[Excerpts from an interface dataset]
● ● ● ● ●

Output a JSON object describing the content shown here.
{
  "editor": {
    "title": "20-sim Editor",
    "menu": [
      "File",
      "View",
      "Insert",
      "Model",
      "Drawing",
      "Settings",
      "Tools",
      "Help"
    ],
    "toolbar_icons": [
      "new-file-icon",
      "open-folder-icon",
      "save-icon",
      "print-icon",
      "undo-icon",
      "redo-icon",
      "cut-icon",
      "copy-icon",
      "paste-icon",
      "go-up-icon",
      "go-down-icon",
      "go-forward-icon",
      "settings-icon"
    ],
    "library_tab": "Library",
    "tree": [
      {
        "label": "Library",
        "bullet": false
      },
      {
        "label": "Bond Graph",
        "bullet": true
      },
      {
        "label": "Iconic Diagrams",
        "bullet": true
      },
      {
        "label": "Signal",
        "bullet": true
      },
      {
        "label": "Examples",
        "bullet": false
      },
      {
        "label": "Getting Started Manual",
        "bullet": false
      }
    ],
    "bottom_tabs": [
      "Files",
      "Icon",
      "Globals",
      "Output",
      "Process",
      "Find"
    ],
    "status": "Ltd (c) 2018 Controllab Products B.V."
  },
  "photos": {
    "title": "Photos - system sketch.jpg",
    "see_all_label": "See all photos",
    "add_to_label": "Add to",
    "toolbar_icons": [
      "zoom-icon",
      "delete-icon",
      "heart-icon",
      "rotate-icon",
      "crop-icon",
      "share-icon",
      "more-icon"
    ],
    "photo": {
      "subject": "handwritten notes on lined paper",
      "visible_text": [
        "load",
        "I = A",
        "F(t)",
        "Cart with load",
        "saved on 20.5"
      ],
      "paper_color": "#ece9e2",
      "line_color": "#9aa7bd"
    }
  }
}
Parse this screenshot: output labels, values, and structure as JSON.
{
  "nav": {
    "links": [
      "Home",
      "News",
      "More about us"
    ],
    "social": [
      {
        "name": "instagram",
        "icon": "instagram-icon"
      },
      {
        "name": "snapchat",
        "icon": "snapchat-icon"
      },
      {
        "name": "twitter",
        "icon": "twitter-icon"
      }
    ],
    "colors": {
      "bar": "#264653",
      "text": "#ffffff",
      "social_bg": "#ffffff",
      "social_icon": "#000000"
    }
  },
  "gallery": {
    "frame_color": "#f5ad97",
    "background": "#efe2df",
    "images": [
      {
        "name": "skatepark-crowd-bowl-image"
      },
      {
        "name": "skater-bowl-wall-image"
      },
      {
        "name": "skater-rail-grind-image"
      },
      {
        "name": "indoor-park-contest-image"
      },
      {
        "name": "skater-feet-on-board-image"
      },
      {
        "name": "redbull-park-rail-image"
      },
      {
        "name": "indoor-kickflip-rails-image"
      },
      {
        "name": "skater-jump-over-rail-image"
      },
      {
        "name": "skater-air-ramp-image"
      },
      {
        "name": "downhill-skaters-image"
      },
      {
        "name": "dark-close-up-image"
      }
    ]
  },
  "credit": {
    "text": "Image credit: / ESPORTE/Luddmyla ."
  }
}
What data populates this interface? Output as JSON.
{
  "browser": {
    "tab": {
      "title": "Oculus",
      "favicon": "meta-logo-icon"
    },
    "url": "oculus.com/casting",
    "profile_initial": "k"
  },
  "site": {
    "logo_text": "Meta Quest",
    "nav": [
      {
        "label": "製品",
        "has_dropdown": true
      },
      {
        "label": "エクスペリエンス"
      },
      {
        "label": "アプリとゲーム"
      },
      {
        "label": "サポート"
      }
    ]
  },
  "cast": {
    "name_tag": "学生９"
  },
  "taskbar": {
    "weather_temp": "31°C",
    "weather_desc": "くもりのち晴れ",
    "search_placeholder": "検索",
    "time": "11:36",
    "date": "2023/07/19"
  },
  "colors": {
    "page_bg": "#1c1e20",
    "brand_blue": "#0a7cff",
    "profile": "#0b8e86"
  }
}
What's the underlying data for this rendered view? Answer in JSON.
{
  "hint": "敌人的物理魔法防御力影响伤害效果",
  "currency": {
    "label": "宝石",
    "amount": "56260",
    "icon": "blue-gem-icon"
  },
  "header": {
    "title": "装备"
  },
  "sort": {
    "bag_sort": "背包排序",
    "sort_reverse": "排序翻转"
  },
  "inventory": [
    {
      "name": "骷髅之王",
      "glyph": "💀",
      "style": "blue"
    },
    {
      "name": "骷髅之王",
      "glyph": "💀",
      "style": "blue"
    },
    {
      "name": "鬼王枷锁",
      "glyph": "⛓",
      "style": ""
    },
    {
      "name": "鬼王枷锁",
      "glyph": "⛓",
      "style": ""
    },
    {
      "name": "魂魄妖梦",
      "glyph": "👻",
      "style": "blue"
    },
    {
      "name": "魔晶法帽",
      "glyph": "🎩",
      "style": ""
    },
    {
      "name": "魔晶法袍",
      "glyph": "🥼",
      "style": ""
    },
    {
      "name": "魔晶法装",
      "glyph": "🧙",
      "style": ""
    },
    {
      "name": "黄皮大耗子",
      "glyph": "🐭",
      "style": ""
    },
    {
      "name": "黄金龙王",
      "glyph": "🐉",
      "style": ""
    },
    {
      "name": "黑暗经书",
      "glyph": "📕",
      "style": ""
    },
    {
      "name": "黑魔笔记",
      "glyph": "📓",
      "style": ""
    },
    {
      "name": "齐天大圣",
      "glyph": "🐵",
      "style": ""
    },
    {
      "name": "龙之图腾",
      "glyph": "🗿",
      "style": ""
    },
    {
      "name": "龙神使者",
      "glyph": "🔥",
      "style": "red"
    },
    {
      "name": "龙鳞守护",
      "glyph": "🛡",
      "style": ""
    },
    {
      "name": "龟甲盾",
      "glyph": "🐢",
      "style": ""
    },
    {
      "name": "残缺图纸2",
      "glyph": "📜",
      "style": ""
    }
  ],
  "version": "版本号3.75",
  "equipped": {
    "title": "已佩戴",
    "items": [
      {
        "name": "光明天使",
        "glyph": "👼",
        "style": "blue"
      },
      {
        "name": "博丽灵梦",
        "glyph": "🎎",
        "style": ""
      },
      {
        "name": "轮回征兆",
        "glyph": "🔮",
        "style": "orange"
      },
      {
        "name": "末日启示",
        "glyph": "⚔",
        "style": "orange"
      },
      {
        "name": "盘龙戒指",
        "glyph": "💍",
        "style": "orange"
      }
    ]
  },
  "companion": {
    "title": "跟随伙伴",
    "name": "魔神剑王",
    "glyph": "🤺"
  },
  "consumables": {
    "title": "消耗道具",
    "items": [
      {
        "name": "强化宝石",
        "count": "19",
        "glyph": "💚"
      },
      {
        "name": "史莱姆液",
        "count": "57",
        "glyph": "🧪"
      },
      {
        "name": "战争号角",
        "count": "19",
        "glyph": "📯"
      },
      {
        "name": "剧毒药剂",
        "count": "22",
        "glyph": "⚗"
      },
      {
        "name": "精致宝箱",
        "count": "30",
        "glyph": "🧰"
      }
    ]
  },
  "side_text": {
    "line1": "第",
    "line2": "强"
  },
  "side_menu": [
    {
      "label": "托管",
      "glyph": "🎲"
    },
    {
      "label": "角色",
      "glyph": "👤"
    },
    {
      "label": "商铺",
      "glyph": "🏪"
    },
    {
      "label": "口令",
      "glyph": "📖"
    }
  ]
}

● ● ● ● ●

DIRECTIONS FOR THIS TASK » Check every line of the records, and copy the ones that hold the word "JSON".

YOUR SOLUTION »
Output a JSON object describing the content shown here.
Parse this screenshot: output labels, values, and structure as JSON.
What data populates this interface? Output as JSON.
What's the underlying data for this rendered view? Answer in JSON.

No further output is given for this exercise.